Shortly after beginning the walk, just as you see the river to your left, you’ll notice on your right the rustic yet pretty Casa Rural El Estanque y El Almendro, which offers accommodation in the former Royal Artillery Factory of Carlos III. This is interesting and relaxing place to stay, and is well situated just five minutes’ walk from the main part of the village.
From this point on, the remains of the water management channel which supplied the factory become gradually more obvious. The stone channels reach up to ground level of the walking/hiking path, but have a reasonable depth, so be careful if you step over them to look along the network or the adjacent river. Part of the reason this channel was constructed was to ensure that the factory always had enough water to be powered, and for the munitions made there to be transported, since the water level of the river is seasonal.
The river Hozgarganta route bends around the hill of San Cristóbal, on top of which sits the castle of Jimena. At certain parts of the walk you can see the ruins of the Baño de la Reina Mora (The Bath of Queen Mora), if you look up to the right. On the other side, across the river you will see small patches of farmland occupied by herds of goats.
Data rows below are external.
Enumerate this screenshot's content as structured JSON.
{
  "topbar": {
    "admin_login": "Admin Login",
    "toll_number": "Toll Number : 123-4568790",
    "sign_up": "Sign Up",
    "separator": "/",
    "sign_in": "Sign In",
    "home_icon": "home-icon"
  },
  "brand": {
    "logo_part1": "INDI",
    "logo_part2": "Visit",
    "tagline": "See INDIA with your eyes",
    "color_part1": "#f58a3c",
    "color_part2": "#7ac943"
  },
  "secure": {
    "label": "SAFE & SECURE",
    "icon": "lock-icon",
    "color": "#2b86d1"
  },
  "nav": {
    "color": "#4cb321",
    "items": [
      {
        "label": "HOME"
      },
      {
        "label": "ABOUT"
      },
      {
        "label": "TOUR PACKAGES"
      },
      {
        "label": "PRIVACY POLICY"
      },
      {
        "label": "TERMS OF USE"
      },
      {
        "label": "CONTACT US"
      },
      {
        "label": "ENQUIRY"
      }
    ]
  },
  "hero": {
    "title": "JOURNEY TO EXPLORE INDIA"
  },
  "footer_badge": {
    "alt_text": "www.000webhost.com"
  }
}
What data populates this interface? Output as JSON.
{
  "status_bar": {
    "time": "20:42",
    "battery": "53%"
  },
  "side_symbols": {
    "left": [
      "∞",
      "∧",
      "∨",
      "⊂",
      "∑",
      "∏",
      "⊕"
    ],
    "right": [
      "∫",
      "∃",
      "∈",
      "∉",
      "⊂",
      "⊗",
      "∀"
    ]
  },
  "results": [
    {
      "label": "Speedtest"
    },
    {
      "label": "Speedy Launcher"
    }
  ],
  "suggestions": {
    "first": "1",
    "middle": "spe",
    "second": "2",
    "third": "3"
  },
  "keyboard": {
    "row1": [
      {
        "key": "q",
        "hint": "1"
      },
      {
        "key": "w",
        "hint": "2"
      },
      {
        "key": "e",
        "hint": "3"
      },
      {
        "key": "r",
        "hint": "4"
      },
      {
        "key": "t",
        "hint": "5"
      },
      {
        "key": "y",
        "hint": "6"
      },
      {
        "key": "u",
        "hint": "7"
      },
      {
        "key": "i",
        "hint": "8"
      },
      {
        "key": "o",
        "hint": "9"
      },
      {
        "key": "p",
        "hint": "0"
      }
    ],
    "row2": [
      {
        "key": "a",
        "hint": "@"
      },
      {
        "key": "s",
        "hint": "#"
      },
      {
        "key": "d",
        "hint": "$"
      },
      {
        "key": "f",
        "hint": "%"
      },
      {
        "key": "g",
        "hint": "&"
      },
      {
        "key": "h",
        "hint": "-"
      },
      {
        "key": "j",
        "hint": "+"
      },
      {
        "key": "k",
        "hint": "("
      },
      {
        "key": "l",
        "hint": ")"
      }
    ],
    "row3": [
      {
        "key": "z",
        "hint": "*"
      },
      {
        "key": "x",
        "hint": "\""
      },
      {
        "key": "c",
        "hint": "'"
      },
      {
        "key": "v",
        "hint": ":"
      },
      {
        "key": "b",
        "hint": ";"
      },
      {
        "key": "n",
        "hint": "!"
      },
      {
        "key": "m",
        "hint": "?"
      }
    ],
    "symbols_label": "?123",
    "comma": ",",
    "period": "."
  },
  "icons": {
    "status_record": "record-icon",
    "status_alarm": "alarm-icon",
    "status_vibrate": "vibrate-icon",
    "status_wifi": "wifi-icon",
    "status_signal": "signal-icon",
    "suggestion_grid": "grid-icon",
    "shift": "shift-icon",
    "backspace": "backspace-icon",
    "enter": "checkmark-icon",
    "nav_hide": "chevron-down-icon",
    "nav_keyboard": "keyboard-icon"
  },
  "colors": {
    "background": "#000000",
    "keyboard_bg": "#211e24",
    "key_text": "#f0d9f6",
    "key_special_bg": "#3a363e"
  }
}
The vicinity of the river, with its naturally fertile land, is an ideal place for a wide variety of plant species, including abundant oleanders. Further away from the riverbed, you can see eucalyptus, carob, olive, cork and gall oak trees, which offer shade, perfect when walking this route during the warmer months.
After a long bend in the path, the Molino de Las Peñas should be visible, and beyond that a spot called Huerto Clemente. Eventually you will reach a point where the path diverges into two, just before the ruins of an old building. One of the paths is referred to as La Encubierta (the Covered Part), as the trees at the side of the river here stand tall and cast long shadows across the path. This is a picturesque and serene spot to stop for a drink and bite to eat, and rest a while before continuing the walk. The second path carries straight on and leads you directly past the ruins of the old building; slightly elevated, it gives a pleasant view of the path below and the riverbed off to the side.
Towards the end, the path begins to move away from the river and passes through the forest below the castle (and subsequently the village). You will soon come across a farm on the left with a modern house to the right. Pass through the gate ahead and you will walk past a house on the right called El Manantial (the Spring). At this point the path divides - in order to get back to the village quickly, take the path to the right which rises up sharply, which should take about 15 minutes.
On your way you should find a fountain usually with water (it sometimes runs dry) and a place to relax before the final ascent. Then head left up the Camino Encubierta until it becomes the road and leads you out onto Plaza del Puerto Morán. Here you can walk onto Calle Sevilla which will lead you back through the centre of the village to your starting point at Plaza de la Constitución.